The results of a recent study surprised researchers, Dr. Yong Fang Kuo and his colleagues at the University of Texas Medical Branch in Galveston, Texas. They found that elderly patients with diabetes who received care from nurse practitioners were less likely to be hospitalized compared with those that received care from MDs.
The researchers sampled 345,819 Medicare patients who had been diagnosed with diabetes, 93,443 receiving their primary care from a nurse practitioner and 252,376 from a generalist physician. The data collected showed that patients looked after by nurse practitioners were 10 percent less likely to be hospitalized for preventable conditions, and 6 percent less likely to be hospitalized for things like hypoglycemia.
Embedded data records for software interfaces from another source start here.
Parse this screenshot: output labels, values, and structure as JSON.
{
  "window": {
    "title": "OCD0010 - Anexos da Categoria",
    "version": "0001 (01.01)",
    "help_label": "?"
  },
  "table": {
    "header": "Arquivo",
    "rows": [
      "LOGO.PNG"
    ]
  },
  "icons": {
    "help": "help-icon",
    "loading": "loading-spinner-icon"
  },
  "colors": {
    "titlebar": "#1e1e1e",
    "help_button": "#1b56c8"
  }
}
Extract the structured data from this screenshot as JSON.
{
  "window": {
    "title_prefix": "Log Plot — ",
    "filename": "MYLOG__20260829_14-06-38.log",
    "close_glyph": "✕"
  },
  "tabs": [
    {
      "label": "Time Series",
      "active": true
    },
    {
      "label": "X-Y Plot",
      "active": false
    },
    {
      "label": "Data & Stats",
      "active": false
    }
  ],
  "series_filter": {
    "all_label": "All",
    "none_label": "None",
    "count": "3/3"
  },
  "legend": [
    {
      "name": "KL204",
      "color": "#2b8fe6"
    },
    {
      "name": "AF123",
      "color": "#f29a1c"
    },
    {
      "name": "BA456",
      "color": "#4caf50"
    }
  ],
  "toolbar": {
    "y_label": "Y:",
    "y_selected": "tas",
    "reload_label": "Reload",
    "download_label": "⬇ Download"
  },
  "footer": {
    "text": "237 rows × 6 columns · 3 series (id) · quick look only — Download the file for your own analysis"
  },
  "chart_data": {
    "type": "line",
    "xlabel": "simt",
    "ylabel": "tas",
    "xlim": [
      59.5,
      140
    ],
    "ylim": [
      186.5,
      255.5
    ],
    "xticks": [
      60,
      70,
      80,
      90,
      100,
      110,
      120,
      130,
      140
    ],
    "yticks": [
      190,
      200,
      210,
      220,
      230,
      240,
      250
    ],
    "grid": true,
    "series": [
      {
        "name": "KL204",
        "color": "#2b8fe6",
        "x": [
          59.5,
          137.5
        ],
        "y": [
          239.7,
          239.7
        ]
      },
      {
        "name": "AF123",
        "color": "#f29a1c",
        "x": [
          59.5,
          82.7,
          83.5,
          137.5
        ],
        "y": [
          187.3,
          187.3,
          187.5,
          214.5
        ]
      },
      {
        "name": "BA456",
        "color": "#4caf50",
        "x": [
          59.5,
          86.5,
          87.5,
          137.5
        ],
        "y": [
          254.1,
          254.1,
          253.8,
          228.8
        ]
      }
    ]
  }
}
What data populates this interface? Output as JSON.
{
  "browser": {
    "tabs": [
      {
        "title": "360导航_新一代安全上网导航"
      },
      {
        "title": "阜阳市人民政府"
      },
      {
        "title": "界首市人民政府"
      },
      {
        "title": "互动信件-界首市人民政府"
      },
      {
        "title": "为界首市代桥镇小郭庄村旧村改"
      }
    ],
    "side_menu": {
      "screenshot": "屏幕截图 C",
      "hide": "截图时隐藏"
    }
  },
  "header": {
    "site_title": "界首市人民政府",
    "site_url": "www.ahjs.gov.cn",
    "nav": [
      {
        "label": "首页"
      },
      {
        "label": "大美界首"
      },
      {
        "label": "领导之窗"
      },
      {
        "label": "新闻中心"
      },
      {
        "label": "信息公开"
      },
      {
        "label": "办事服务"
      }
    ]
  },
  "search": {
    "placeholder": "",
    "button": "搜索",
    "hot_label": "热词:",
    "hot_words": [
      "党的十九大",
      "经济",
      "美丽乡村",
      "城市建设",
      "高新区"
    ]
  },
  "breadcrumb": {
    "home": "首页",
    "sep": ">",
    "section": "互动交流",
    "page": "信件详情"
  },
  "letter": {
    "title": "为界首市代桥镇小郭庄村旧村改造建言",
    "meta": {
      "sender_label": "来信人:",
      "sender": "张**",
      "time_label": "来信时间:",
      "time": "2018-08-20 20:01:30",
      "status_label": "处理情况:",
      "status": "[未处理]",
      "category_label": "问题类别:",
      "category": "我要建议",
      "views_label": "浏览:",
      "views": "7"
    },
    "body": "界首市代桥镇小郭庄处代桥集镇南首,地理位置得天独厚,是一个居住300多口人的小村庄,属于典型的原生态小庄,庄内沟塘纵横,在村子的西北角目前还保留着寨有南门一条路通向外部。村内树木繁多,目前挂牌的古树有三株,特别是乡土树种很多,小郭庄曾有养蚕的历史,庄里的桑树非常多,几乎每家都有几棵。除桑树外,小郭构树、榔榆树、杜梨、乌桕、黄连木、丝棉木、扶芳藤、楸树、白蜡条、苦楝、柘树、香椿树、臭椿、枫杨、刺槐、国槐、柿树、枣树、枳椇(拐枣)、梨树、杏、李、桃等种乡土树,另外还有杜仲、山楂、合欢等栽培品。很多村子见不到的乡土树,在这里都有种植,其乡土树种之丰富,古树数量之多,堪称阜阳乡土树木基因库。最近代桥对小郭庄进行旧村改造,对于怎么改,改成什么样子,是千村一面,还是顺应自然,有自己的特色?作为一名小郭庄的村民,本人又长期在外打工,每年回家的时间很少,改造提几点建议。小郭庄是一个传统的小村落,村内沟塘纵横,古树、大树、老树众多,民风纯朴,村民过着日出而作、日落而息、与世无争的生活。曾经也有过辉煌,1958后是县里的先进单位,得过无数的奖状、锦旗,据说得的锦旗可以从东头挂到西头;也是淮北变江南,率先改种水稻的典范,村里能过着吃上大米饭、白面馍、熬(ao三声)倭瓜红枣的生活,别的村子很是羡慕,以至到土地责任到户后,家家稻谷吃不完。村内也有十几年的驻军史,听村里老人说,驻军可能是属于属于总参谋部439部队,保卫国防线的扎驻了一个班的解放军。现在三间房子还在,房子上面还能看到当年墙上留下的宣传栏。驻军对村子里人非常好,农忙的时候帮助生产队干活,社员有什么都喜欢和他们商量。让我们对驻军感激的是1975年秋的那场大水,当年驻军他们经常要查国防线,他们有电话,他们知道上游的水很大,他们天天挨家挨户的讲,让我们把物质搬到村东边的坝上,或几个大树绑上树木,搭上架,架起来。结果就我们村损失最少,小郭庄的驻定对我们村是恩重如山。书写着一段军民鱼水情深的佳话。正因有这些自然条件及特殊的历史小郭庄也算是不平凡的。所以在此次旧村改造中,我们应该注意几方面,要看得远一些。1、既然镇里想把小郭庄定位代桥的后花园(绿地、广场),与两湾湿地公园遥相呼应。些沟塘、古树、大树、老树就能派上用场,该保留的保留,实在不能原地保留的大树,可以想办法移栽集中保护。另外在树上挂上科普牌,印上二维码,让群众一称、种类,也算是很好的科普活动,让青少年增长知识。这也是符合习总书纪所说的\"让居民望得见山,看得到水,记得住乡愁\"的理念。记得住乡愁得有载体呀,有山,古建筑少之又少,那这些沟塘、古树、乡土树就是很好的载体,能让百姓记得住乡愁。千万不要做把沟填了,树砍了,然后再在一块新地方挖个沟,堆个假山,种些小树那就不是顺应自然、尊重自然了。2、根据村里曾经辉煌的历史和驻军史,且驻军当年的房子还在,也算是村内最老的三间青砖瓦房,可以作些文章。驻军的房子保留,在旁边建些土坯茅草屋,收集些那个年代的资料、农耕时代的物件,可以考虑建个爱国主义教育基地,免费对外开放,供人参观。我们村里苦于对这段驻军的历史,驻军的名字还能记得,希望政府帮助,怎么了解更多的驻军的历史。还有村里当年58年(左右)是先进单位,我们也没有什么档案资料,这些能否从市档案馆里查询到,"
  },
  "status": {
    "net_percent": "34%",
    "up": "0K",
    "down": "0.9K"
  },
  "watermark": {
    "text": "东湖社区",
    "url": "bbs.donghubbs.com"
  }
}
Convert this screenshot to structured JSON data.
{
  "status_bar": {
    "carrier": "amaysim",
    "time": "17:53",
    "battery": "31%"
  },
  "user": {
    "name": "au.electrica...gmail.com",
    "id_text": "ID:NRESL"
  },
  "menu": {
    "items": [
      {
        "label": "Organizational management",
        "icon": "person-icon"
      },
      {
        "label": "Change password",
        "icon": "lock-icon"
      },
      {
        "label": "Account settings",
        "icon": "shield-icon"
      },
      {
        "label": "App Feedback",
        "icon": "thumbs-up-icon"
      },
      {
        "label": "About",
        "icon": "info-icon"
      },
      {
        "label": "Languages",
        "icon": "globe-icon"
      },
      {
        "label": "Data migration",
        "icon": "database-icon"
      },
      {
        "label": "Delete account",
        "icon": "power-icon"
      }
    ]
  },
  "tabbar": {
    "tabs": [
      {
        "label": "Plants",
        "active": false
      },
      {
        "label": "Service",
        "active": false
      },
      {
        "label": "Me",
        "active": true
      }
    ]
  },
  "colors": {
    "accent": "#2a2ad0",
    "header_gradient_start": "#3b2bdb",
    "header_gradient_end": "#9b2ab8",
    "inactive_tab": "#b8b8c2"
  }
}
The study began as a means of addressing the rising demand for nurse practitioners that serve as primary care providers in the midst of a shortage of primary care physicians. While this has done much to address the shortage, with a 1500 percent increase in the number of patients receiving primary care from nurse practitioners since 1998, many states and healthcare providers are still skeptical that nurse practitioners can provide the same quality of care.
These findings alleviate some of those concerns, showing that nurse practitioners are, at the very least, capable of offering comparable, if not higher quality, care. Dr. Kuo warned that the study’s findings are far from conclusive and that there are still many variables that could have impacted patient care over the course of the study. However, he and his co author, Dr. Mukaila A. Raji, MD, both agree that nurse practitioners are qualified to play a key role in improving access to primary care, especially those living in rural areas with less access to general physicians.
Dr. Raji warned that because the study was comprised of elderly U.S. patients, the study’s results still cannot be presented to the general U.S. population or to other countries; however, Dr. Raji does believe that similar results would be seen in those other patient populations, and advocates for further study.